October 8, 2019
Tina Tootle featured in Biochemistry and Molecular Biophysics Seminar Oct. 9
Tina Tootle, professor of anatomy and cell biology in the Carver College of Medicine at the University of Iowa, is the featured speaker for Biochemistry and Molecular Biophysics Seminar on Wednesday, Oct. 9. She will present "Prostaglandins: master regulators of actin in the cytoplasm and the nucleus" at 4 p.m. in 120 Ackert Hall.
Presentation: Prostaglandins (PGs), lipid signals produced downstream of cyclooxygenase enzymes, have numerous physiological and pathological functions, including pain and inflammation, reproduction, heart health and disease, and cancer development and progression. One means by which PGs act is through regulating the actin cytoskeleton. However, the means by which PGs control actin remain largely unknown. To address this knowledge gap, we utilize the robust genetic system of Drosophila and the well-characterized process of oogenesis. Loss of the Drosophila COX-like enzyme, Pxt, results in severe defects in actin remodeling necessary for follicle morphogenesis and ultimately results in sterility. Through pharmaco-genetic studies, we uncovered Fascin, an actin-bundling protein, as a new downstream effector of PGs. Not only do PGs regulate Fascin’s canonical activity, but also its new roles within the LINC Complex and in the nucleus. Additionally, PGs and Fascin also regulate nuclear actin to control nucleolar morphology. Thus, Drosophila oogenesis has revealed new targets and functions of PGs that are conserved across organisms.

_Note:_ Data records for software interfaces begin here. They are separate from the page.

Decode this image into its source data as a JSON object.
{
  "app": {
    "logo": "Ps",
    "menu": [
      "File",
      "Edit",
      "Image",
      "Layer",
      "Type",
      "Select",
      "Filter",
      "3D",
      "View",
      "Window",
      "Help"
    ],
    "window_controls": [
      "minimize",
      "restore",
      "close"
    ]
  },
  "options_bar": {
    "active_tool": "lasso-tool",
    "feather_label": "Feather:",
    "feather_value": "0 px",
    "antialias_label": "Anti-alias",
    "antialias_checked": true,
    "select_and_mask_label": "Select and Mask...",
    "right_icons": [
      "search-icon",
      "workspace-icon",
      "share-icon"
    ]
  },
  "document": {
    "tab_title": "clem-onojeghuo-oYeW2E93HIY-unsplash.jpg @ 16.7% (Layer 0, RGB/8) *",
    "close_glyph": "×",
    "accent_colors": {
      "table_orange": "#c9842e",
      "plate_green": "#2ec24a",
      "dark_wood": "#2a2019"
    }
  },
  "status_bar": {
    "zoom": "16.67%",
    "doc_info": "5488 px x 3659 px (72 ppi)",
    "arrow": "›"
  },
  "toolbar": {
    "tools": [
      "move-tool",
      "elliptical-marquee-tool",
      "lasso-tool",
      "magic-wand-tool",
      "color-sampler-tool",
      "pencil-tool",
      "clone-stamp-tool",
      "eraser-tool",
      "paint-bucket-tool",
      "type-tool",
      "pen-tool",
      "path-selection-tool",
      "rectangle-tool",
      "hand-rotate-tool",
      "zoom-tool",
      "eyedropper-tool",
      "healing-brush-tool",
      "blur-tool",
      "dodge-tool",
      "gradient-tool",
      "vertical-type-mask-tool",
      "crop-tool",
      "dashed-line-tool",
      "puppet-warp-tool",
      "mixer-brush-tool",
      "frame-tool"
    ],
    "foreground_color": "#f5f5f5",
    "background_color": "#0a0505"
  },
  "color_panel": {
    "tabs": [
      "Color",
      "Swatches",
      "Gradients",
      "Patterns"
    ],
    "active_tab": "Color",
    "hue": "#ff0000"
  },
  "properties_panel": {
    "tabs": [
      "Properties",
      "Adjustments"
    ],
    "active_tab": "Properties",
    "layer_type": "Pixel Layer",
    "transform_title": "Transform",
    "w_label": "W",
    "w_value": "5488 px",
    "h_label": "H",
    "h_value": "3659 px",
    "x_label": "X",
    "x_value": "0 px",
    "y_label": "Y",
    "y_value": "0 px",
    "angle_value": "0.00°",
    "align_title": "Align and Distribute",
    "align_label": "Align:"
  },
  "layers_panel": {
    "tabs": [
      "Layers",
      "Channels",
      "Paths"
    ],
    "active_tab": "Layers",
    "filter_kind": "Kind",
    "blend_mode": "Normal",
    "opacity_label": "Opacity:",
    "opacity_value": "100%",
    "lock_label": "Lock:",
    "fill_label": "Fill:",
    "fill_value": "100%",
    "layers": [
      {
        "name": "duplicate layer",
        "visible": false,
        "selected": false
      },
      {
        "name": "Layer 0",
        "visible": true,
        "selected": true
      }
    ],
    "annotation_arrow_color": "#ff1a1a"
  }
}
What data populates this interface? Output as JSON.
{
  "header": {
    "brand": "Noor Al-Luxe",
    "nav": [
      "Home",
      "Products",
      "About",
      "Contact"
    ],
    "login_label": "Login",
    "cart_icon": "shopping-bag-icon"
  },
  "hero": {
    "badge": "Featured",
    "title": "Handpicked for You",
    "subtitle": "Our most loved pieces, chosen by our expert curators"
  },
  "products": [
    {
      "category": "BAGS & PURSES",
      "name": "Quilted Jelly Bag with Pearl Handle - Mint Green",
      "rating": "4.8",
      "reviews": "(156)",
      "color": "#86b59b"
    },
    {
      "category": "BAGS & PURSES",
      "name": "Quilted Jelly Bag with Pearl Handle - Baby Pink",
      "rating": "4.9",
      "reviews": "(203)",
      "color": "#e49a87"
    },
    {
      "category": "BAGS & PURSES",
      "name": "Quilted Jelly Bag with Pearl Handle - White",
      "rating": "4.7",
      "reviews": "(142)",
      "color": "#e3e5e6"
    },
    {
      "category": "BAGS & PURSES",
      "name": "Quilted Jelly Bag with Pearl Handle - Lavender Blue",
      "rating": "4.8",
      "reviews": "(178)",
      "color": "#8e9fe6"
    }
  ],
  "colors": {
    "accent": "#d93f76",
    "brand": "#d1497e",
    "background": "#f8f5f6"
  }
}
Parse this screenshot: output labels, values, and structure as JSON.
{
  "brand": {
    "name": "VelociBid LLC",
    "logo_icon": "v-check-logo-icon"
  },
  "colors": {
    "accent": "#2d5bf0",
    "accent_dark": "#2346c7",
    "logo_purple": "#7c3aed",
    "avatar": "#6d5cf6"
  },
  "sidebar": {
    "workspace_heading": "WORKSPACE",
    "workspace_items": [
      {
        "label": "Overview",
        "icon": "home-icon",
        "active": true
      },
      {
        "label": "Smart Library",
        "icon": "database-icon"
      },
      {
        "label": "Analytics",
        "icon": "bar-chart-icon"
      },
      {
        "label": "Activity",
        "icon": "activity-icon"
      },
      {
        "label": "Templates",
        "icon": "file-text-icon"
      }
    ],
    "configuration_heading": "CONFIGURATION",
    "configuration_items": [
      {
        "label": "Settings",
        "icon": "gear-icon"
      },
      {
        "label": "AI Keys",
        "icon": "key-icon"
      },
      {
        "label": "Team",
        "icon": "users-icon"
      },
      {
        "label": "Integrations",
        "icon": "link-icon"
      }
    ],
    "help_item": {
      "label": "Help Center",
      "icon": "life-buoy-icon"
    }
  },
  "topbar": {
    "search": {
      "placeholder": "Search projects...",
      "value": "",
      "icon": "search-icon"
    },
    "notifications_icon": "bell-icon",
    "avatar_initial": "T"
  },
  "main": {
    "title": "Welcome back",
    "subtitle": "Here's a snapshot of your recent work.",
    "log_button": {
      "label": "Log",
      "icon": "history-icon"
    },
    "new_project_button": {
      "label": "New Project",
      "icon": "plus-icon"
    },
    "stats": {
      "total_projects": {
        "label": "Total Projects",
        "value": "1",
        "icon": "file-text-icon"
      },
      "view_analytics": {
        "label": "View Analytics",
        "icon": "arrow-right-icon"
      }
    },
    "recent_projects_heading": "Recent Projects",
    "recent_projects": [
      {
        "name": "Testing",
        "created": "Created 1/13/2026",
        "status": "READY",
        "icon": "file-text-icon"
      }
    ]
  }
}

Indeed, PGs, Fascin, nuclear actin, and the nucleolus are all implicated in promoting cancer development and progression.